INSTRUCTIONS FOR THE TASK »
Among the entries, find each line that includes the string "date" and list it.

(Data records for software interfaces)
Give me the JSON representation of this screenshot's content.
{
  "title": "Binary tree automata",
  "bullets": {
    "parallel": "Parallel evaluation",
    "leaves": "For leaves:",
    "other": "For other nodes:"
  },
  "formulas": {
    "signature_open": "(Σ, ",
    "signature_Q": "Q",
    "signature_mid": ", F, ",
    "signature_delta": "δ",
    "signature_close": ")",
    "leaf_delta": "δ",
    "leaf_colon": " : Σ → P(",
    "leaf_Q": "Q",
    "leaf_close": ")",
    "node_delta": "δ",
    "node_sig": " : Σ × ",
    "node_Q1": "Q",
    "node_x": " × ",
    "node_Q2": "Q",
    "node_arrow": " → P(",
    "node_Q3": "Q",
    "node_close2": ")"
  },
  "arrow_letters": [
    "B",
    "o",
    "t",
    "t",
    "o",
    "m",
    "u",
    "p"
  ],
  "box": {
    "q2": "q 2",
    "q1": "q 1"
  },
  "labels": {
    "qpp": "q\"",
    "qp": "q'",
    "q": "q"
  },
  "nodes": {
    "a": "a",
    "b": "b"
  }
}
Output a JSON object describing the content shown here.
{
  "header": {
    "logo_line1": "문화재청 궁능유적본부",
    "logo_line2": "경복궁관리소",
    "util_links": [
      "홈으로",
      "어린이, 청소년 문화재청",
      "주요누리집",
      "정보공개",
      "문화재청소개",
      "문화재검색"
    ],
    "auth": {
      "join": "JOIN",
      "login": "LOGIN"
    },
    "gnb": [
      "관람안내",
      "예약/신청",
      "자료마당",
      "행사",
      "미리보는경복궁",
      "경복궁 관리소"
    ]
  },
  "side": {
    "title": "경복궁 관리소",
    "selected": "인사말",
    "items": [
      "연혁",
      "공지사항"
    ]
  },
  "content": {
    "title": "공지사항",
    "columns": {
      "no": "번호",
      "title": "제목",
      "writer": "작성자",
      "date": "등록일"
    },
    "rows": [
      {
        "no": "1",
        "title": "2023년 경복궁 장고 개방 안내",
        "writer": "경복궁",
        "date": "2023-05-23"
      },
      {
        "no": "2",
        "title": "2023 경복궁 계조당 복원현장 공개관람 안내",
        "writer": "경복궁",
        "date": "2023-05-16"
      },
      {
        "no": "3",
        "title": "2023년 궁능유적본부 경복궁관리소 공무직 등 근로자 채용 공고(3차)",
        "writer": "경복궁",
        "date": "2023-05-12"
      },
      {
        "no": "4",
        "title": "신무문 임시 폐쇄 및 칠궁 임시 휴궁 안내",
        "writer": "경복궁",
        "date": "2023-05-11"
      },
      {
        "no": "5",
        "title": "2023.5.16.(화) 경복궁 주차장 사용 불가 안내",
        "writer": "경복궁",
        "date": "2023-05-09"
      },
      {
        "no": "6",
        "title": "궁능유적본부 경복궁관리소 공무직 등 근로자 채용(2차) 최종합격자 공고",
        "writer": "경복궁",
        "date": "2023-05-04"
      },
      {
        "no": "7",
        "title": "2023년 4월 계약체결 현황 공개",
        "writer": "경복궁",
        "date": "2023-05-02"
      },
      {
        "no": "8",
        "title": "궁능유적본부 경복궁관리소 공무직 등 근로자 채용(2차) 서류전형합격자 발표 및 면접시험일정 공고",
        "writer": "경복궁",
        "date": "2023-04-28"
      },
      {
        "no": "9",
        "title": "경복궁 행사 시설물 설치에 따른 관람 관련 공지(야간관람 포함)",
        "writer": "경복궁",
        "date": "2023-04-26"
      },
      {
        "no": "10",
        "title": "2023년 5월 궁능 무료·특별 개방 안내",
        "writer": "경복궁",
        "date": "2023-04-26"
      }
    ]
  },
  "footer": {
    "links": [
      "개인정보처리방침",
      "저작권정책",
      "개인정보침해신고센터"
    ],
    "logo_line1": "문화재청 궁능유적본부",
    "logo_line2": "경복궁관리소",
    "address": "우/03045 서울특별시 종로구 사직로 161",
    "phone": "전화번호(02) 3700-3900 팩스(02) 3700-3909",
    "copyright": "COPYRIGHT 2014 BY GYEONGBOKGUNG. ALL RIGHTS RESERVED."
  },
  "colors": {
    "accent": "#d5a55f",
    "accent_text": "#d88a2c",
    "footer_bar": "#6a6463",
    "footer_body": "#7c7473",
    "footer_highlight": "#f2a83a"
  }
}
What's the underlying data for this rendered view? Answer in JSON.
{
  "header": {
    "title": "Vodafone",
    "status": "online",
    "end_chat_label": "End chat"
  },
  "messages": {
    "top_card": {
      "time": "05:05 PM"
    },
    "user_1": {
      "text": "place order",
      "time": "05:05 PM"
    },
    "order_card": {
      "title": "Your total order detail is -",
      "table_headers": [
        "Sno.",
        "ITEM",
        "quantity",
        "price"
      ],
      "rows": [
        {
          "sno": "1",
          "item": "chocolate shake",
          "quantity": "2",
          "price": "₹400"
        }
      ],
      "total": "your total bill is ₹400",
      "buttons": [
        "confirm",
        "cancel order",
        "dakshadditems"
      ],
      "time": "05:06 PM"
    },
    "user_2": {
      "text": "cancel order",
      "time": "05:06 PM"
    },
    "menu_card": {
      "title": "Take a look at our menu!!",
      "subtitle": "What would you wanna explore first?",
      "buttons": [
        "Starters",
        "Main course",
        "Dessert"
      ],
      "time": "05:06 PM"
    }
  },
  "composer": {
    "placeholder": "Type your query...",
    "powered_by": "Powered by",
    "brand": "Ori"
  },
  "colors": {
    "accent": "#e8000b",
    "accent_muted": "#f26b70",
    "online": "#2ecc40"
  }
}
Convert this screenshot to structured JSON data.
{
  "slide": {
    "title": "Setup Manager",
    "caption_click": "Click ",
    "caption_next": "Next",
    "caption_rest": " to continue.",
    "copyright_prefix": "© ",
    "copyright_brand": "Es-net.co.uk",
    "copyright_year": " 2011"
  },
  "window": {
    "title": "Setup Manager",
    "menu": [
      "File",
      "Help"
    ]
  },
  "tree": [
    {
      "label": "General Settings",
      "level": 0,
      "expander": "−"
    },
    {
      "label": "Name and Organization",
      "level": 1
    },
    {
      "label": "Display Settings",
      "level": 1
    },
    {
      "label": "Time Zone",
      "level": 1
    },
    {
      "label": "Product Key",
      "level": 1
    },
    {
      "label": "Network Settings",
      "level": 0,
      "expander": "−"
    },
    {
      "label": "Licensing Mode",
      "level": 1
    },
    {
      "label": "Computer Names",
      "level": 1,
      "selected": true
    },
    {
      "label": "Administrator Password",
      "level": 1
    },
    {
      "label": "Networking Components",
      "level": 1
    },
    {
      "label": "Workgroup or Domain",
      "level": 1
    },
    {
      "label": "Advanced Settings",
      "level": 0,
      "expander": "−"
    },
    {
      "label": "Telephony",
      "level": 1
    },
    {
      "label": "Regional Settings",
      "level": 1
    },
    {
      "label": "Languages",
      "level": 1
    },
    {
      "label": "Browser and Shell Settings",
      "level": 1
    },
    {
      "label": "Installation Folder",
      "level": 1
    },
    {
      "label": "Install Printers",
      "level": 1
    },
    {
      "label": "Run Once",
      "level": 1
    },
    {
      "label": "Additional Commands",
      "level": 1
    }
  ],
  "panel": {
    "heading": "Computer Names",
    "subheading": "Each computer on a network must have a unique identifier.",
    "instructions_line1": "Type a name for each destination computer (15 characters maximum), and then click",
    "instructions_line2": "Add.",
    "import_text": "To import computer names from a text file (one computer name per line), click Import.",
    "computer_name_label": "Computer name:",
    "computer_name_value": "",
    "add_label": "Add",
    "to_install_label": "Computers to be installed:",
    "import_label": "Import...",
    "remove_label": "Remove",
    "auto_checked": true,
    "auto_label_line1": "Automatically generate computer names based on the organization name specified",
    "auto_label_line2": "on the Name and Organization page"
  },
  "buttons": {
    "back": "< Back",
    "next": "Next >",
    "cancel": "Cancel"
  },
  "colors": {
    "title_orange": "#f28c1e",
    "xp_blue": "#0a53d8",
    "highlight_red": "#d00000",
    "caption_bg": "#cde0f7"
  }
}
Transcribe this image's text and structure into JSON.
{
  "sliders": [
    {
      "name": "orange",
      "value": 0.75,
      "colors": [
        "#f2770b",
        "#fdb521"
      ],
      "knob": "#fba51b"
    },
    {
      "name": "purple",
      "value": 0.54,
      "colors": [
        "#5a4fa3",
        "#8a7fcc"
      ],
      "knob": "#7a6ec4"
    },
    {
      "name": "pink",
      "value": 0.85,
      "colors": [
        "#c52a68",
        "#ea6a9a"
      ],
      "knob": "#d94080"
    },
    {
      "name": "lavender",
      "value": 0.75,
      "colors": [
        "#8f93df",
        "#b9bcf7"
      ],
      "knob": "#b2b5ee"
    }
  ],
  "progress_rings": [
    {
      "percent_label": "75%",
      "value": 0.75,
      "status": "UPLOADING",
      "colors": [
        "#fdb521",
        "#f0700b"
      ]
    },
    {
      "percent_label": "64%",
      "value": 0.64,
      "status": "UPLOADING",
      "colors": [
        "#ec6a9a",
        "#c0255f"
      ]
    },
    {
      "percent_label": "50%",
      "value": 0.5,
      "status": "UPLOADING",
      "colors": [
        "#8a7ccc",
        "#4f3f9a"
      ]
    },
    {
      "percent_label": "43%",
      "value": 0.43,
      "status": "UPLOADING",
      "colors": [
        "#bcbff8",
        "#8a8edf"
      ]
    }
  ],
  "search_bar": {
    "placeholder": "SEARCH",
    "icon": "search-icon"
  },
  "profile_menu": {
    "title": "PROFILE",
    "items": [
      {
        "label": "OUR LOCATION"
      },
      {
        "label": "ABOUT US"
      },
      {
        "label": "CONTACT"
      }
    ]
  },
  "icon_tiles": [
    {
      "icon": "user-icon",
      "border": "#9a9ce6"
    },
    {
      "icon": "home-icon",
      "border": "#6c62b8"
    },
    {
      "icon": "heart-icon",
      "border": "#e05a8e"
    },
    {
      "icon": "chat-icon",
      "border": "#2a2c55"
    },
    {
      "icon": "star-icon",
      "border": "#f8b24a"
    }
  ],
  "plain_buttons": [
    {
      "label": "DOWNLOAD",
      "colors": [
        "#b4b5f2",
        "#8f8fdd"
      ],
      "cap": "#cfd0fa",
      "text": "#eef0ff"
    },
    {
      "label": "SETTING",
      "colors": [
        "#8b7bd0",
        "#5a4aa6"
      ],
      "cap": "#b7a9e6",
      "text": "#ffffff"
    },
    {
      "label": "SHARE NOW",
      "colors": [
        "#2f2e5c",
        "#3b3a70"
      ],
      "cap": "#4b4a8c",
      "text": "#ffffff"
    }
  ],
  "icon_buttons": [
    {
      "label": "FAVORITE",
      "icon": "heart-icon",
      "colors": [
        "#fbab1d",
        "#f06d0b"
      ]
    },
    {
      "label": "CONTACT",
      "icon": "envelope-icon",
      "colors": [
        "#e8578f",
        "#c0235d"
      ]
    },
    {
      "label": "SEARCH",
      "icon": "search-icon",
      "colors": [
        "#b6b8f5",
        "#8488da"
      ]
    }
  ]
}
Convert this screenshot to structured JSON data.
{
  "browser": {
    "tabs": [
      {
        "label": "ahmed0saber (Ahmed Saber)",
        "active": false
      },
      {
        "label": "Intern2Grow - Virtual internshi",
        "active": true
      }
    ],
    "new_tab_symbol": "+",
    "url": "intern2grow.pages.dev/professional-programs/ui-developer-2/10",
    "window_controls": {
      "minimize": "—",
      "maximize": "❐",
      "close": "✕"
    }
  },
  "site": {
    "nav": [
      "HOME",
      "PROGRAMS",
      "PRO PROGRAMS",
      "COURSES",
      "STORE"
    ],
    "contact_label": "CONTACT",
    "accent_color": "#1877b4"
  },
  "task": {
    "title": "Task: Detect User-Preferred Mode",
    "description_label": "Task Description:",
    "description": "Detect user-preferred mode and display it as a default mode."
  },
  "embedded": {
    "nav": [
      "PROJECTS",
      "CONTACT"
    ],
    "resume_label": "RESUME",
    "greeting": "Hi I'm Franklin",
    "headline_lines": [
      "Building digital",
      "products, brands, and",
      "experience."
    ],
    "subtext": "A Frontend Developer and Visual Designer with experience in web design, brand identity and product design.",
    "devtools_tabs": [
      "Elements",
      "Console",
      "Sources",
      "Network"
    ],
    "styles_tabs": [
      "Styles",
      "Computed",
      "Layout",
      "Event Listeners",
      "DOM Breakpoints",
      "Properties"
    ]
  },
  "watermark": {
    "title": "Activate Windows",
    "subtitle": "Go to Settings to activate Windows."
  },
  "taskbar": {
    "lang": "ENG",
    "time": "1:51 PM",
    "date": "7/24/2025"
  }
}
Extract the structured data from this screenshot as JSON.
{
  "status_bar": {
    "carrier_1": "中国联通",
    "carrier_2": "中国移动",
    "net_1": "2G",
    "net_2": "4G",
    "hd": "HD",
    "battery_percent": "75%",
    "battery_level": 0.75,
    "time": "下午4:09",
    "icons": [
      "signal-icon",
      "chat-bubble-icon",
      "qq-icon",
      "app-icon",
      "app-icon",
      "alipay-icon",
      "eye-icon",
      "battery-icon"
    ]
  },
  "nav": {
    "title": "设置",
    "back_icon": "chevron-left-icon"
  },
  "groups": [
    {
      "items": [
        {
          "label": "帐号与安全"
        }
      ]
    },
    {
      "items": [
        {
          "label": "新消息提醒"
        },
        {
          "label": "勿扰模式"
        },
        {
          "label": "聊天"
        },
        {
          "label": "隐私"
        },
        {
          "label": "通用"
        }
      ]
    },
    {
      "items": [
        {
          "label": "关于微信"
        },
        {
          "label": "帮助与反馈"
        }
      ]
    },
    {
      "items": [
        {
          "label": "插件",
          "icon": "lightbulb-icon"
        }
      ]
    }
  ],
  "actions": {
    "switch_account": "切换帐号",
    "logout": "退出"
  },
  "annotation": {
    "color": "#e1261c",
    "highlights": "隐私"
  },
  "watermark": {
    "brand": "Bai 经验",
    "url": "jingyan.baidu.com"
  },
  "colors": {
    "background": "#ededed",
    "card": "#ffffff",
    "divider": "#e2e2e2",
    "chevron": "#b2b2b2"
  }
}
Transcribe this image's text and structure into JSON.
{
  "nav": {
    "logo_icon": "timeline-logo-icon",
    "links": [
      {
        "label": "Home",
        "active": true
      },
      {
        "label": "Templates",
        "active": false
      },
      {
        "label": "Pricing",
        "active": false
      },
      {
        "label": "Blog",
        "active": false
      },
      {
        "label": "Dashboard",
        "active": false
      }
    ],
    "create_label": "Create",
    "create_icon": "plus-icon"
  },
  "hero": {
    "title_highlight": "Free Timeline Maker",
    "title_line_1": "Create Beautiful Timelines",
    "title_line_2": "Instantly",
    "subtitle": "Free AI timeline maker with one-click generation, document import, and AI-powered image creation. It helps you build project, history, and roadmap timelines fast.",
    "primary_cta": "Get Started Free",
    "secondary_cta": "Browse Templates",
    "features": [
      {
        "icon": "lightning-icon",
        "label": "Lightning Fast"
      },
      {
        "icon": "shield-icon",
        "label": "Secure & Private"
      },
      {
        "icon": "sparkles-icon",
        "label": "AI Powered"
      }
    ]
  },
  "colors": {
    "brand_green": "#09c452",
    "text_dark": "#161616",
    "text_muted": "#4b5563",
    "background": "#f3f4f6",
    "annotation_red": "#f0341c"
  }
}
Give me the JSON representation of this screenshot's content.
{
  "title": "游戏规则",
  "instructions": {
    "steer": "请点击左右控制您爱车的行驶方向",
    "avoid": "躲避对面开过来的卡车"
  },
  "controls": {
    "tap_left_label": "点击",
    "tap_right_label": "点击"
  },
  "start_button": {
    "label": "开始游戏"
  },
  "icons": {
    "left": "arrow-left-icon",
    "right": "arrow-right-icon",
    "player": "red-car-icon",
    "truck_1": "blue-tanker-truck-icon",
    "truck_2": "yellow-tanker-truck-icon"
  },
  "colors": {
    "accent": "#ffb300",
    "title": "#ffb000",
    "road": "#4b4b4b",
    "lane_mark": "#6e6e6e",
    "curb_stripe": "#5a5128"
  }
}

ANSWER TO THE EXERCISE »
      "date": "등록일"
        "date": "2023-05-23"
        "date": "2023-05-16"
        "date": "2023-05-12"
        "date": "2023-05-11"
        "date": "2023-05-09"
        "date": "2023-05-04"
        "date": "2023-05-02"
        "date": "2023-04-28"
        "date": "2023-04-26"
        "date": "2023-04-26"
    "date": "7/24/2025"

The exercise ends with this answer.